What you need to do: Although the data below contains pictures, please reproduce only its words, exactly.

Data for analysis:
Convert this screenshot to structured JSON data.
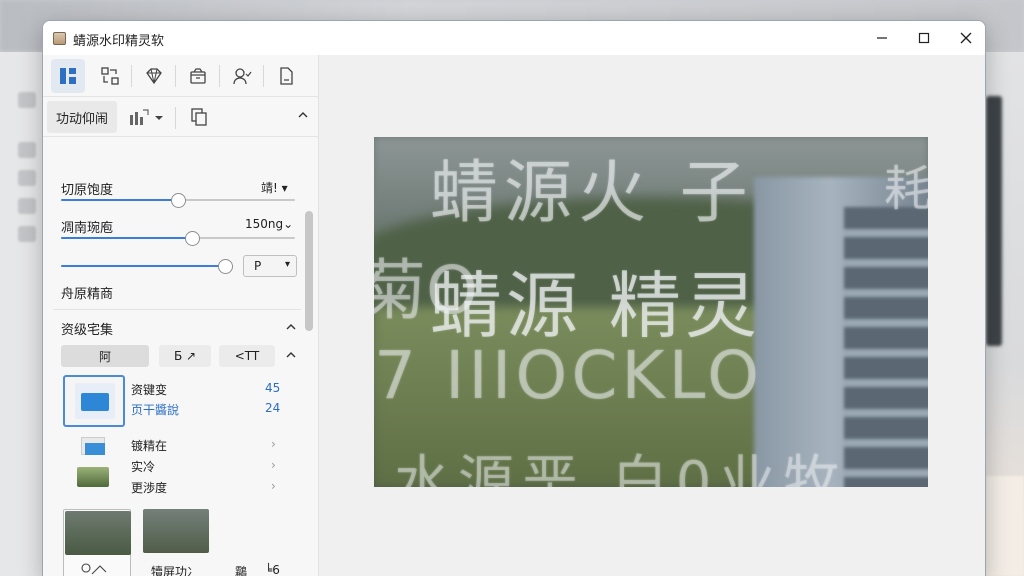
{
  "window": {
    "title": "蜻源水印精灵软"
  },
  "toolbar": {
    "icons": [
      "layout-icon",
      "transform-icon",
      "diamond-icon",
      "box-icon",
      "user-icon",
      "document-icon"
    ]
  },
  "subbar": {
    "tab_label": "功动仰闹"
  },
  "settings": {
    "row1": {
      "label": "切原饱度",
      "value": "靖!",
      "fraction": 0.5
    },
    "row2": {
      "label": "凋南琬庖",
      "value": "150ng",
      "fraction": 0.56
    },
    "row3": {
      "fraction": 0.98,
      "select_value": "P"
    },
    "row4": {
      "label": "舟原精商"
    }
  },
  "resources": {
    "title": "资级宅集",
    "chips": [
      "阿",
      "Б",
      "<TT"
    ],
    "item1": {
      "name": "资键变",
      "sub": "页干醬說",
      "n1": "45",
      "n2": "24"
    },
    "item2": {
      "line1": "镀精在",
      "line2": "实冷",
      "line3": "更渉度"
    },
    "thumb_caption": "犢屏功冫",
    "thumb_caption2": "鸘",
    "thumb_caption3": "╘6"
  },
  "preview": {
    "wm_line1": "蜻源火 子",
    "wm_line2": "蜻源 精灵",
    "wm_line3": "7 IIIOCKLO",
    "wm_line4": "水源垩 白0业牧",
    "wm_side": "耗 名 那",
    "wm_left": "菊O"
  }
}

Exercise solution:
Convert this screenshot to structured JSON data.
{
  "window": {
    "title": "蜻源水印精灵软"
  },
  "toolbar": {
    "icons": [
      "layout-icon",
      "transform-icon",
      "diamond-icon",
      "box-icon",
      "user-icon",
      "document-icon"
    ]
  },
  "subbar": {
    "tab_label": "功动仰闹"
  },
  "settings": {
    "row1": {
      "label": "切原饱度",
      "value": "靖!",
      "fraction": 0.5
    },
    "row2": {
      "label": "凋南琬庖",
      "value": "150ng",
      "fraction": 0.56
    },
    "row3": {
      "fraction": 0.98,
      "select_value": "P"
    },
    "row4": {
      "label": "舟原精商"
    }
  },
  "resources": {
    "title": "资级宅集",
    "chips": [
      "阿",
      "Б",
      "<TT"
    ],
    "item1": {
      "name": "资键变",
      "sub": "页干醬說",
      "n1": "45",
      "n2": "24"
    },
    "item2": {
      "line1": "镀精在",
      "line2": "实冷",
      "line3": "更渉度"
    },
    "thumb_caption": "犢屏功冫",
    "thumb_caption2": "鸘",
    "thumb_caption3": "╘6"
  },
  "preview": {
    "wm_line1": "蜻源火 子",
    "wm_line2": "蜻源 精灵",
    "wm_line3": "7 IIIOCKLO",
    "wm_line4": "水源垩 白0业牧",
    "wm_side": "耗 名 那",
    "wm_left": "菊O"
  }
}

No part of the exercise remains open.